======== The input ========

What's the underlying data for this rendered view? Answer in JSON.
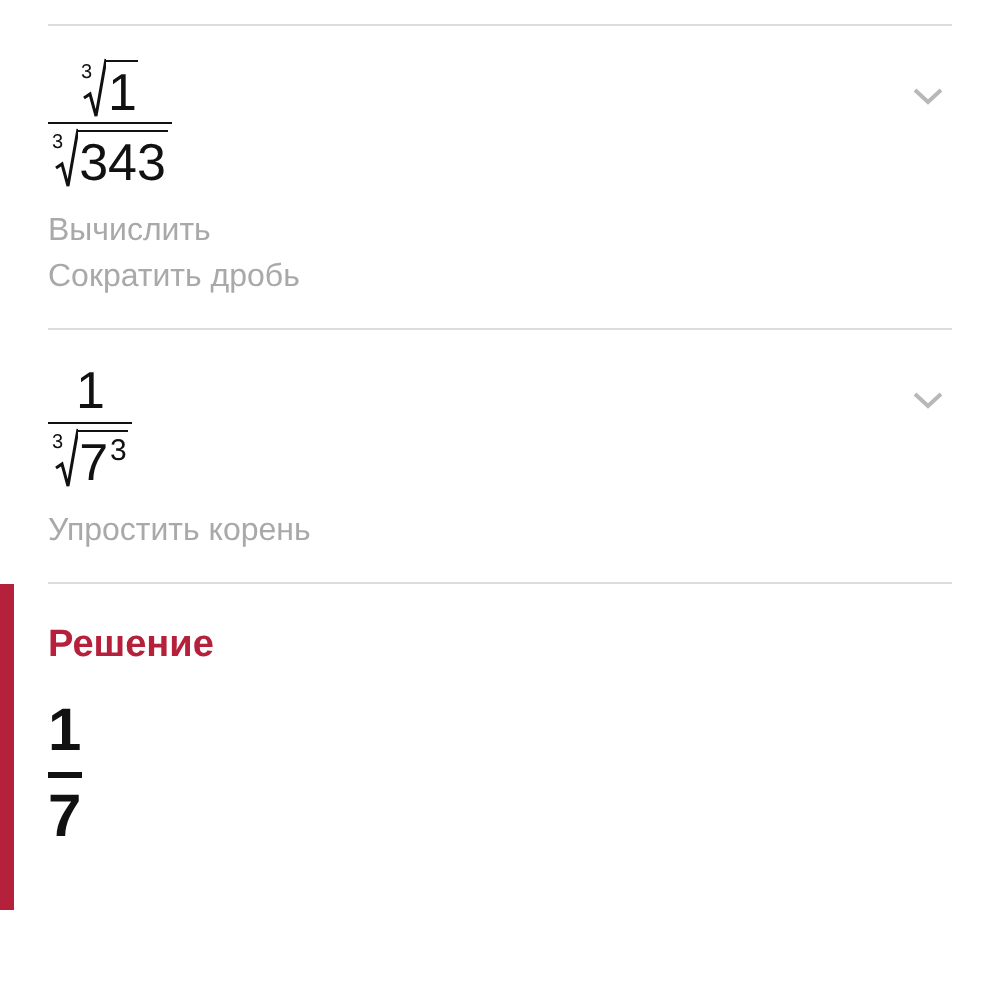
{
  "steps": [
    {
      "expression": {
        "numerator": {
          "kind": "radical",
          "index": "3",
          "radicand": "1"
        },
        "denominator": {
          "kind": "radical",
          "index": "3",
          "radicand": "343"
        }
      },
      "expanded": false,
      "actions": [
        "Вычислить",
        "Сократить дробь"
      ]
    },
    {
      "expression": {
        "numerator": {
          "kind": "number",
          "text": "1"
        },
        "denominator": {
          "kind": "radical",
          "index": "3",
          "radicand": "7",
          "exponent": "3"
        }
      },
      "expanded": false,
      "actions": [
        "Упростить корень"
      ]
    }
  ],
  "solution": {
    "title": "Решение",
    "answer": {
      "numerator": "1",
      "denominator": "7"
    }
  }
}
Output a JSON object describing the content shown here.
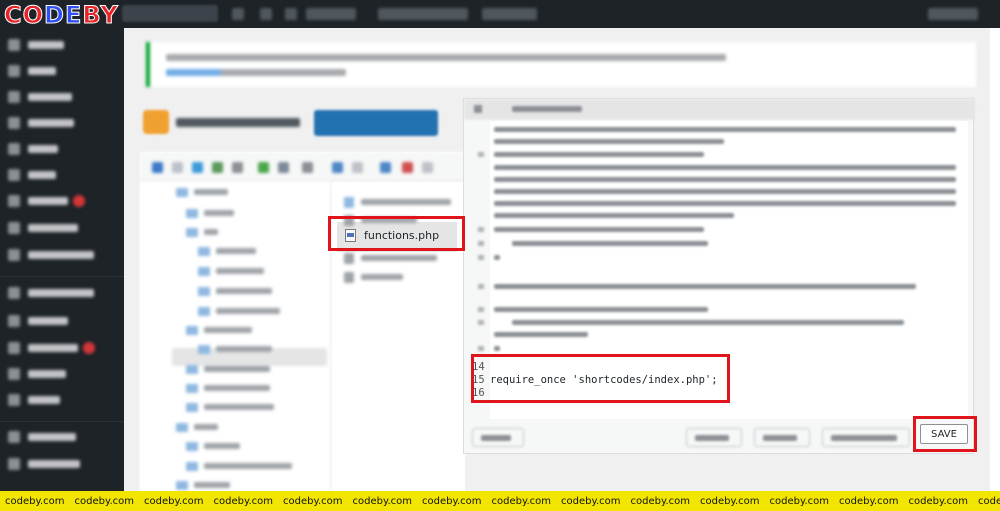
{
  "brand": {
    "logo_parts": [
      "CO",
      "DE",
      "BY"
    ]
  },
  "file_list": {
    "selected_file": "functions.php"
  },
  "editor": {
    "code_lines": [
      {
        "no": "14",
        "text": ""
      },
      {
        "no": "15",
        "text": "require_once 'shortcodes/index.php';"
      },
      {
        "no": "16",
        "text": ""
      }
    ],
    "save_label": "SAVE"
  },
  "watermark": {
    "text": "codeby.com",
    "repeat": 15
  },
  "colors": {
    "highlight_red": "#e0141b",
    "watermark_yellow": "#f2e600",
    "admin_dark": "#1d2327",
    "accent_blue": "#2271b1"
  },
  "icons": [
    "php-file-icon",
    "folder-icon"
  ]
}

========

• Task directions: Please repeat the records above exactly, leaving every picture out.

• Answer section:
What's the underlying data for this rendered view? Answer in JSON.
{
  "steps": [
    {
      "expression": {
        "numerator": {
          "kind": "radical",
          "index": "3",
          "radicand": "1"
        },
        "denominator": {
          "kind": "radical",
          "index": "3",
          "radicand": "343"
        }
      },
      "expanded": false,
      "actions": [
        "Вычислить",
        "Сократить дробь"
      ]
    },
    {
      "expression": {
        "numerator": {
          "kind": "number",
          "text": "1"
        },
        "denominator": {
          "kind": "radical",
          "index": "3",
          "radicand": "7",
          "exponent": "3"
        }
      },
      "expanded": false,
      "actions": [
        "Упростить корень"
      ]
    }
  ],
  "solution": {
    "title": "Решение",
    "answer": {
      "numerator": "1",
      "denominator": "7"
    }
  }
}
Output a JSON object describing the content shown here.
{
  "brand": {
    "logo_parts": [
      "CO",
      "DE",
      "BY"
    ]
  },
  "file_list": {
    "selected_file": "functions.php"
  },
  "editor": {
    "code_lines": [
      {
        "no": "14",
        "text": ""
      },
      {
        "no": "15",
        "text": "require_once 'shortcodes/index.php';"
      },
      {
        "no": "16",
        "text": ""
      }
    ],
    "save_label": "SAVE"
  },
  "watermark": {
    "text": "codeby.com",
    "repeat": 15
  },
  "colors": {
    "highlight_red": "#e0141b",
    "watermark_yellow": "#f2e600",
    "admin_dark": "#1d2327",
    "accent_blue": "#2271b1"
  },
  "icons": [
    "php-file-icon",
    "folder-icon"
  ]
}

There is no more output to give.